Joining Wilmington with Clinton to the north on a parallel alignment to I-40, U.S. 421 (Independence Boulevard Extension) connected with the temporary end of I-140 and U.S. 17 south of Wards Corner. Photo taken 11/11/06.
U.S. 421 follows Independence Boulevard Extension northward from U.S. 17/76 near Belville to Interstate 140 at the Dan Cameron Bridge. Photo taken 06/24/10.
- “First leg of bypass set to open.” The Wilmington Star, August 19, 2005.
- “I-140 Wilmington Outer Loop,” Robert Malme.
- “Gov. Easley Opens First Stretch of I-140 Wilmington Bypass.” NC Office of the Governor News Release, August 22, 2005.
- “Southern section of Wilmington bypass to open.” StarNews (Wilmington, NC), October 15, 2014.
- “Opening delayed for Leland stretch of Wilmington Bypass.” Port City Daily (Wilmington, NC), August 28, 2013.
- “Leland officials pleased with I-140 plans.” StarNews (Wilmington, NC), September 29, 2013.
- “Brunswick County expected to benefit from I-140 bypass.” StarNews (Wilmington, NC), November 11, 2016.
- “Last stretch of I-140 opens.” StarNews (Wilmington, NC), December 19, 2017.
- “Wilmington I-140 bypass scheduled to open Dec. 15.". StarNews (Wilmington, NC), October 28, 2017.

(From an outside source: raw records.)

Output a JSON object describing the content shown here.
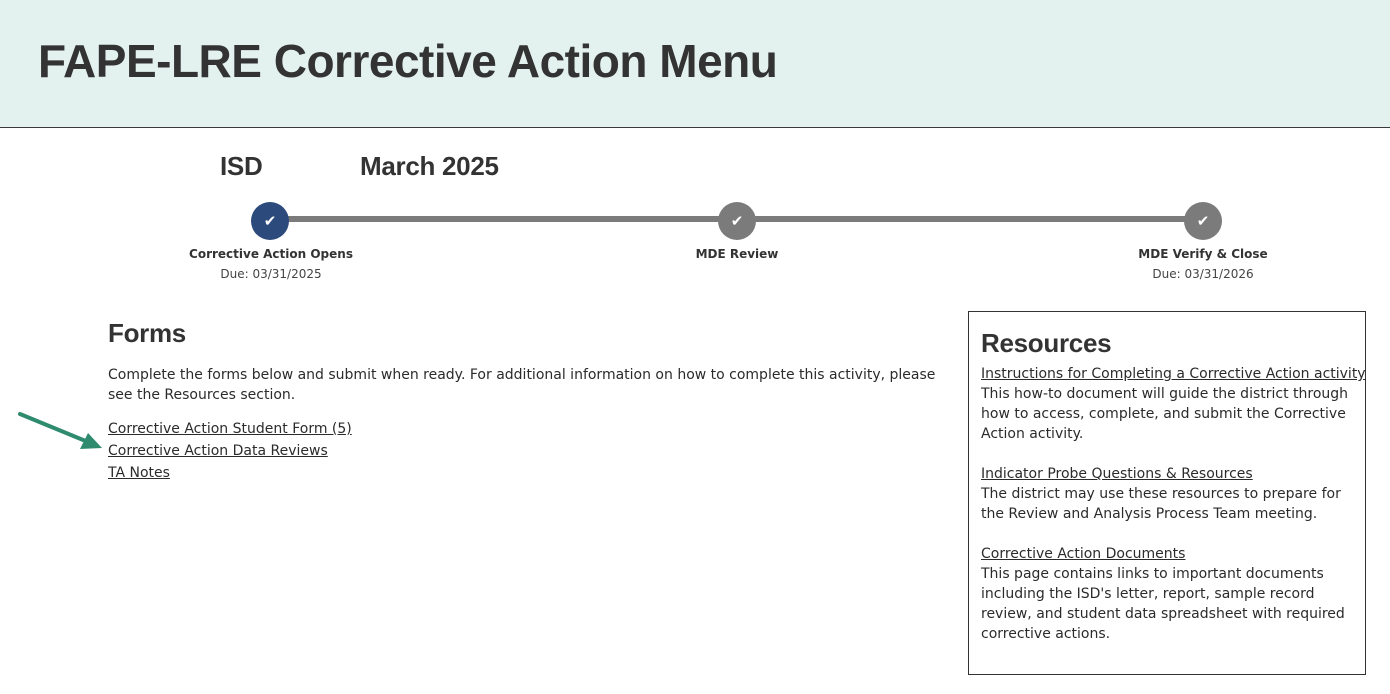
{
  "header": {
    "title": "FAPE-LRE Corrective Action Menu",
    "background": "#e3f2ef"
  },
  "meta": {
    "org": "ISD",
    "period": "March 2025"
  },
  "progress": {
    "accent_active": "#2d4a7c",
    "accent_done": "#7b7b7b",
    "steps": [
      {
        "label": "Corrective Action Opens",
        "due": "Due: 03/31/2025",
        "state": "active",
        "icon": "check-icon"
      },
      {
        "label": "MDE Review",
        "due": "",
        "state": "complete",
        "icon": "check-icon"
      },
      {
        "label": "MDE Verify & Close",
        "due": "Due: 03/31/2026",
        "state": "complete",
        "icon": "check-icon"
      }
    ]
  },
  "forms": {
    "heading": "Forms",
    "description": "Complete the forms below and submit when ready. For additional information on how to complete this activity, please see the Resources section.",
    "links": [
      "Corrective Action Student Form (5)",
      "Corrective Action Data Reviews",
      "TA Notes"
    ],
    "arrow_color": "#2e8b6e"
  },
  "resources": {
    "heading": "Resources",
    "items": [
      {
        "link": "Instructions for Completing a Corrective Action activity",
        "description": "This how-to document will guide the district through how to access, complete, and submit the Corrective Action activity."
      },
      {
        "link": "Indicator Probe Questions & Resources",
        "description": "The district may use these resources to prepare for the Review and Analysis Process Team meeting."
      },
      {
        "link": "Corrective Action Documents",
        "description": "This page contains links to important documents including the ISD's letter, report, sample record review, and student data spreadsheet with required corrective actions."
      }
    ]
  }
}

- “Hampstead Bypass now fully funded, construction to begin soon.” Port City Daily (Wilmington, NC), September 6, 2018.
Page updated on August 22, 2019.